Exercise requirements: Repeat the records below exactly as they appear, leaving out any pictures.
[[ Data for processing open ]]
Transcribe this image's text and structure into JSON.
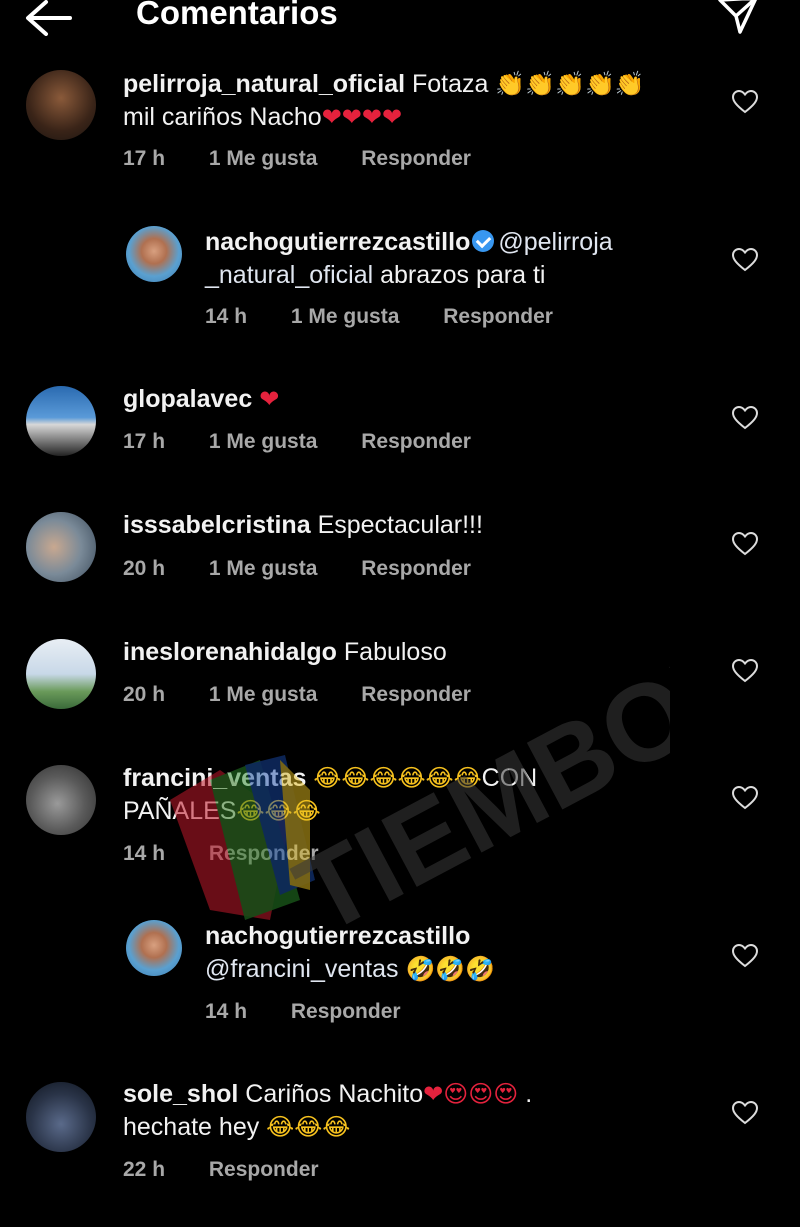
{
  "header": {
    "title": "Comentarios"
  },
  "comments": [
    {
      "user": "pelirroja_natural_oficial",
      "text": "Fotaza",
      "emoji": "👏👏👏👏👏",
      "line2": "mil cariños Nacho",
      "line2_emoji": "❤❤❤❤",
      "time": "17 h",
      "likes": "1 Me gusta",
      "reply": "Responder",
      "avatar_color": "#5a3a2a"
    },
    {
      "user": "nachogutierrezcastillo",
      "mention": "@pelirroja",
      "line2_mention": "_natural_oficial",
      "line2": " abrazos para ti",
      "time": "14 h",
      "likes": "1 Me gusta",
      "reply": "Responder",
      "avatar_color": "#5aa0d0"
    },
    {
      "user": "glopalavec",
      "emoji": "❤",
      "time": "17 h",
      "likes": "1 Me gusta",
      "reply": "Responder",
      "avatar_color": "#4a7fb5"
    },
    {
      "user": "isssabelcristina",
      "text": "Espectacular!!!",
      "time": "20 h",
      "likes": "1 Me gusta",
      "reply": "Responder",
      "avatar_color": "#8a9aa8"
    },
    {
      "user": "ineslorenahidalgo",
      "text": "Fabuloso",
      "time": "20 h",
      "likes": "1 Me gusta",
      "reply": "Responder",
      "avatar_color": "#9ab8d8"
    },
    {
      "user": "francini_ventas",
      "emoji": "😂😂😂😂😂😂",
      "text_after": "CON",
      "line2": "PAÑALES",
      "line2_emoji": "😂😂😂",
      "time": "14 h",
      "reply": "Responder",
      "avatar_color": "#6a6a6a"
    },
    {
      "user": "nachogutierrezcastillo",
      "line2_mention": "@francini_ventas",
      "line2_emoji": "🤣🤣🤣",
      "time": "14 h",
      "reply": "Responder",
      "avatar_color": "#5aa0d0"
    },
    {
      "user": "sole_shol",
      "text": "Cariños Nachito",
      "emoji": "❤😍😍😍",
      "text_after": ".",
      "line2": "hechate hey",
      "line2_emoji": "😂😂😂",
      "time": "22 h",
      "reply": "Responder",
      "avatar_color": "#1a2a3a"
    }
  ],
  "watermark": {
    "text": "TIEMBOX"
  },
  "colors": {
    "background": "#000000",
    "meta": "#a8a8a8",
    "verified": "#3897f0"
  }
}
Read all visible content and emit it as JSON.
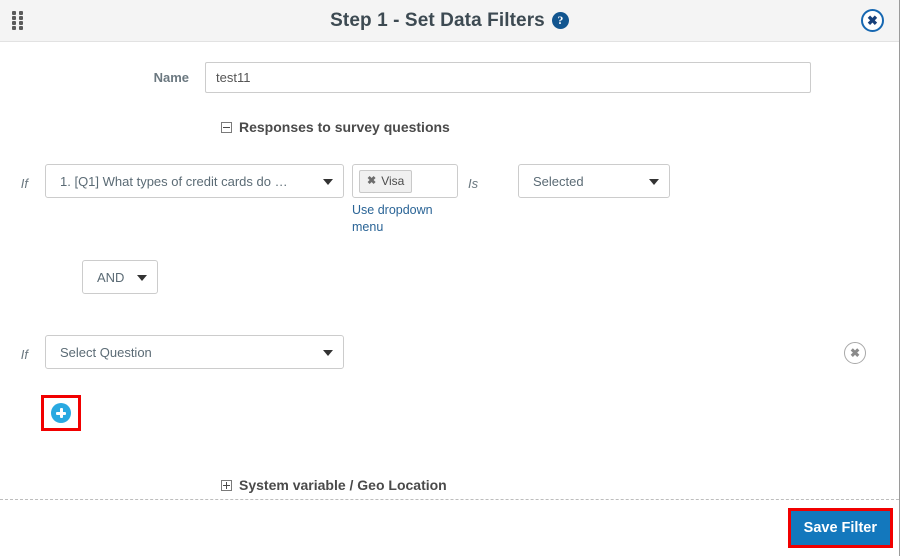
{
  "header": {
    "title": "Step 1 - Set Data Filters",
    "help_icon_glyph": "?",
    "close_icon_glyph": "✖",
    "drag_handle_name": "drag-handle-icon",
    "background_color": "#f4f4f4"
  },
  "form": {
    "name_label": "Name",
    "name_value": "test11",
    "name_placeholder": ""
  },
  "sections": {
    "responses": {
      "title": "Responses to survey questions",
      "expanded": true,
      "toggle_glyph": "minus"
    },
    "system_variable": {
      "title": "System variable / Geo Location",
      "expanded": false,
      "toggle_glyph": "plus"
    }
  },
  "filters": {
    "row1": {
      "if_label": "If",
      "question": "1. [Q1] What types of credit cards do …",
      "tags": [
        {
          "label": "Visa",
          "remove_glyph": "✖"
        }
      ],
      "dropdown_link": "Use dropdown menu",
      "is_label": "Is",
      "condition": "Selected",
      "caret_glyph": "▾"
    },
    "operator": {
      "value": "AND",
      "caret_glyph": "▾"
    },
    "row2": {
      "if_label": "If",
      "question": "Select Question",
      "caret_glyph": "▾",
      "remove_glyph": "✖"
    }
  },
  "add_condition": {
    "icon_name": "add-circle-icon",
    "glyph": "+",
    "highlight_color": "#f10000",
    "icon_color": "#29a9e1"
  },
  "footer": {
    "save_label": "Save Filter",
    "save_color": "#1378bd",
    "highlight_color": "#f10000"
  }
}
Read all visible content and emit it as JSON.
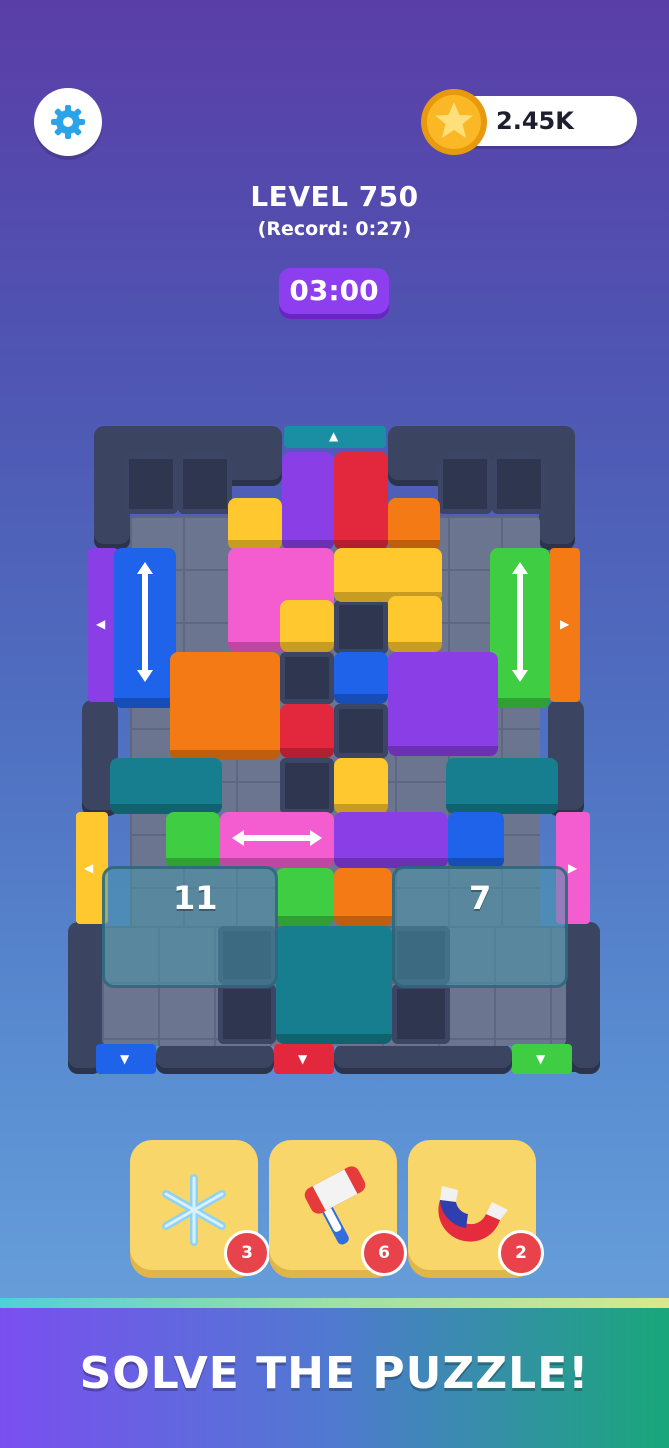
{
  "header": {
    "coins": "2.45K",
    "level_title": "LEVEL 750",
    "record": "(Record: 0:27)",
    "timer": "03:00"
  },
  "board": {
    "ice_blocks": [
      {
        "counter": "11"
      },
      {
        "counter": "7"
      }
    ],
    "gates": [
      "up",
      "left",
      "right",
      "left",
      "right",
      "down",
      "down",
      "down"
    ]
  },
  "boosters": [
    {
      "name": "freeze",
      "icon": "snowflake-icon",
      "count": "3"
    },
    {
      "name": "hammer",
      "icon": "hammer-icon",
      "count": "6"
    },
    {
      "name": "magnet",
      "icon": "magnet-icon",
      "count": "2"
    }
  ],
  "footer": {
    "slogan": "SOLVE THE PUZZLE!"
  },
  "colors": {
    "blue": "#1e63ea",
    "green": "#3fce43",
    "purple": "#8a3ee6",
    "red": "#e3283e",
    "orange": "#f37a14",
    "yellow": "#ffc82e",
    "pink": "#f45dcf",
    "teal": "#177e8f"
  }
}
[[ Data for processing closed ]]
Response to the exercise:
Transcribe this image's text and structure into JSON.
{
  "header": {
    "title": "Comentarios"
  },
  "comments": [
    {
      "user": "pelirroja_natural_oficial",
      "text": "Fotaza",
      "emoji": "👏👏👏👏👏",
      "line2": "mil cariños Nacho",
      "line2_emoji": "❤❤❤❤",
      "time": "17 h",
      "likes": "1 Me gusta",
      "reply": "Responder",
      "avatar_color": "#5a3a2a"
    },
    {
      "user": "nachogutierrezcastillo",
      "mention": "@pelirroja",
      "line2_mention": "_natural_oficial",
      "line2": " abrazos para ti",
      "time": "14 h",
      "likes": "1 Me gusta",
      "reply": "Responder",
      "avatar_color": "#5aa0d0"
    },
    {
      "user": "glopalavec",
      "emoji": "❤",
      "time": "17 h",
      "likes": "1 Me gusta",
      "reply": "Responder",
      "avatar_color": "#4a7fb5"
    },
    {
      "user": "isssabelcristina",
      "text": "Espectacular!!!",
      "time": "20 h",
      "likes": "1 Me gusta",
      "reply": "Responder",
      "avatar_color": "#8a9aa8"
    },
    {
      "user": "ineslorenahidalgo",
      "text": "Fabuloso",
      "time": "20 h",
      "likes": "1 Me gusta",
      "reply": "Responder",
      "avatar_color": "#9ab8d8"
    },
    {
      "user": "francini_ventas",
      "emoji": "😂😂😂😂😂😂",
      "text_after": "CON",
      "line2": "PAÑALES",
      "line2_emoji": "😂😂😂",
      "time": "14 h",
      "reply": "Responder",
      "avatar_color": "#6a6a6a"
    },
    {
      "user": "nachogutierrezcastillo",
      "line2_mention": "@francini_ventas",
      "line2_emoji": "🤣🤣🤣",
      "time": "14 h",
      "reply": "Responder",
      "avatar_color": "#5aa0d0"
    },
    {
      "user": "sole_shol",
      "text": "Cariños Nachito",
      "emoji": "❤😍😍😍",
      "text_after": ".",
      "line2": "hechate hey",
      "line2_emoji": "😂😂😂",
      "time": "22 h",
      "reply": "Responder",
      "avatar_color": "#1a2a3a"
    }
  ],
  "watermark": {
    "text": "TIEMBOX"
  },
  "colors": {
    "background": "#000000",
    "meta": "#a8a8a8",
    "verified": "#3897f0"
  }
}
Read all visible content and emit it as JSON.
{
  "header": {
    "title": "Step 1 - Set Data Filters",
    "help_icon_glyph": "?",
    "close_icon_glyph": "✖",
    "drag_handle_name": "drag-handle-icon",
    "background_color": "#f4f4f4"
  },
  "form": {
    "name_label": "Name",
    "name_value": "test11",
    "name_placeholder": ""
  },
  "sections": {
    "responses": {
      "title": "Responses to survey questions",
      "expanded": true,
      "toggle_glyph": "minus"
    },
    "system_variable": {
      "title": "System variable / Geo Location",
      "expanded": false,
      "toggle_glyph": "plus"
    }
  },
  "filters": {
    "row1": {
      "if_label": "If",
      "question": "1. [Q1] What types of credit cards do …",
      "tags": [
        {
          "label": "Visa",
          "remove_glyph": "✖"
        }
      ],
      "dropdown_link": "Use dropdown menu",
      "is_label": "Is",
      "condition": "Selected",
      "caret_glyph": "▾"
    },
    "operator": {
      "value": "AND",
      "caret_glyph": "▾"
    },
    "row2": {
      "if_label": "If",
      "question": "Select Question",
      "caret_glyph": "▾",
      "remove_glyph": "✖"
    }
  },
  "add_condition": {
    "icon_name": "add-circle-icon",
    "glyph": "+",
    "highlight_color": "#f10000",
    "icon_color": "#29a9e1"
  },
  "footer": {
    "save_label": "Save Filter",
    "save_color": "#1378bd",
    "highlight_color": "#f10000"
  }
}
Read all visible content and emit it as JSON.
{
  "header": {
    "coins": "2.45K",
    "level_title": "LEVEL 750",
    "record": "(Record: 0:27)",
    "timer": "03:00"
  },
  "board": {
    "ice_blocks": [
      {
        "counter": "11"
      },
      {
        "counter": "7"
      }
    ],
    "gates": [
      "up",
      "left",
      "right",
      "left",
      "right",
      "down",
      "down",
      "down"
    ]
  },
  "boosters": [
    {
      "name": "freeze",
      "icon": "snowflake-icon",
      "count": "3"
    },
    {
      "name": "hammer",
      "icon": "hammer-icon",
      "count": "6"
    },
    {
      "name": "magnet",
      "icon": "magnet-icon",
      "count": "2"
    }
  ],
  "footer": {
    "slogan": "SOLVE THE PUZZLE!"
  },
  "colors": {
    "blue": "#1e63ea",
    "green": "#3fce43",
    "purple": "#8a3ee6",
    "red": "#e3283e",
    "orange": "#f37a14",
    "yellow": "#ffc82e",
    "pink": "#f45dcf",
    "teal": "#177e8f"
  }
}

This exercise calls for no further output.